Service Dog Training Guidelines

Photo by: Bigstockphoto
Photo by: Bigstockphoto

Thinking of turning your pet into a part of the police force or as a seeing dog? Dogs have different temperaments; it’s important to know what sort of service will fit the personality of your pooch. Many dog schools train pets to give assistance on a variety of tasks including serving the blind, sniffing out illegal drugs, or offering psychiatric relief for people who are trying to overcome trauma.

Training Service Dogs: Factors to Consider and What to Expect

There are several factors that you will have to consider when training your pet as a service dog. For example, your pet has to complete specialized training and get certification as proof of the completion of their training. Also, your dog should get into a program that meets the minimum standards and ethics imposed in your area.

Prior to service training, your dog will be screened for working ability, as well as physical and emotional soundness. During the training, your pet will perform technically and analytically developed training for specialized tasks. All dogs under training are allowed to learn at his pace. As such, dogs who haven’t reached their adequate physical and emotional maturity are discouraged from taking the service training.

Service dogs are expected to work and behave a certain way. He must be well groomed, well behaved, and should not defecate or urinate in inappropriate locations.

The pet has to take directions well; he should not growl, bark, or whine unnecessarily and must not show aggression towards other people or animals. Finally, service dogs should not solicit food or steal food nor disrupt normal course of business.

While in training as a service dog, your pet should be able to work calmly and quietly on leash, harness, or any other tether. He should be able to work in public without getting distracted, lie down quietly without blocking the way, and could defecate and urinate on command. A service dog is also required to stay 24 inches away from its handler at all times unless the nature of the training requires lesser or greater distances.

The Makings of a Perfect Service Dog

Once your dog has completed the training, he should be able to respond to commands from a client 90% of the time when asked in both home and public environments. The dog should demonstrate basic obedience skills by responding to hand signals while in a seated position or while walking alongside the client in a controlled position.

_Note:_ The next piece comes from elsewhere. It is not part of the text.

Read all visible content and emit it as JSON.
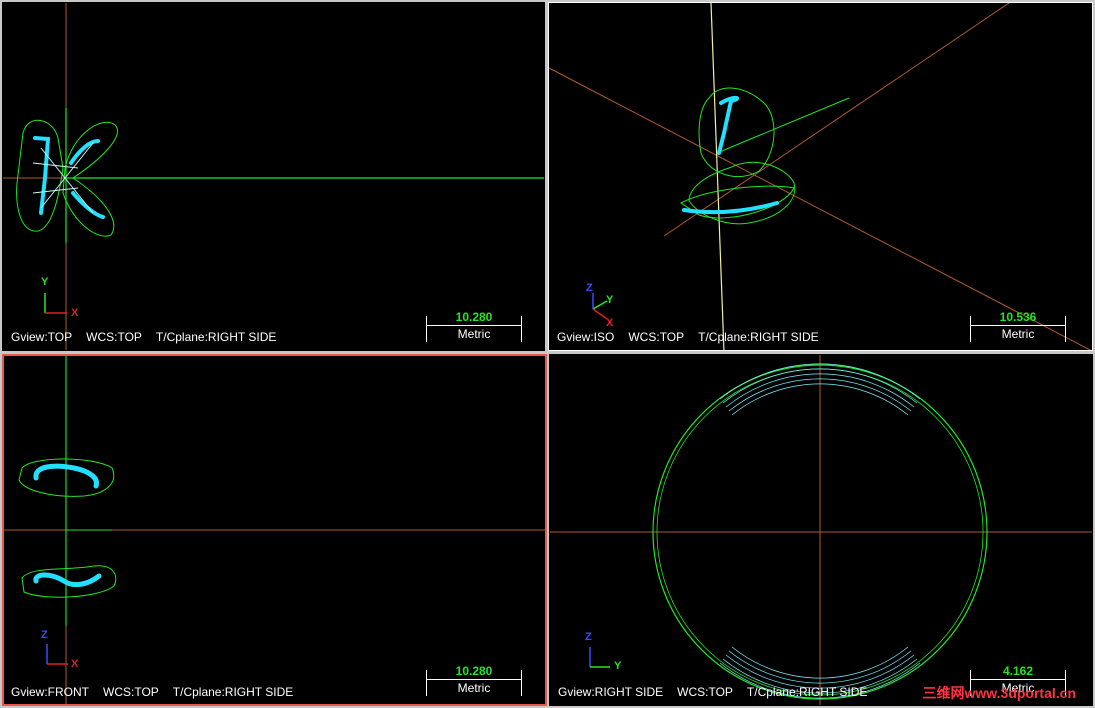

The dog should meet all the standards required for assistance in public but has to be equally well-behaved at home. The dog should be able to do at least 3 specialized tasks to assist the client with disability.

When your pet completed the program, he will be matched with a client whose own temperament complements his personality well. For example, if the client loves to go out on walks, the dog that will be matched for him will be one that loves going out for walks and so on.

Of course, the clients will be screened as well. He should be able to treat the dog with respect and carry out his obligations to your pooch without fail.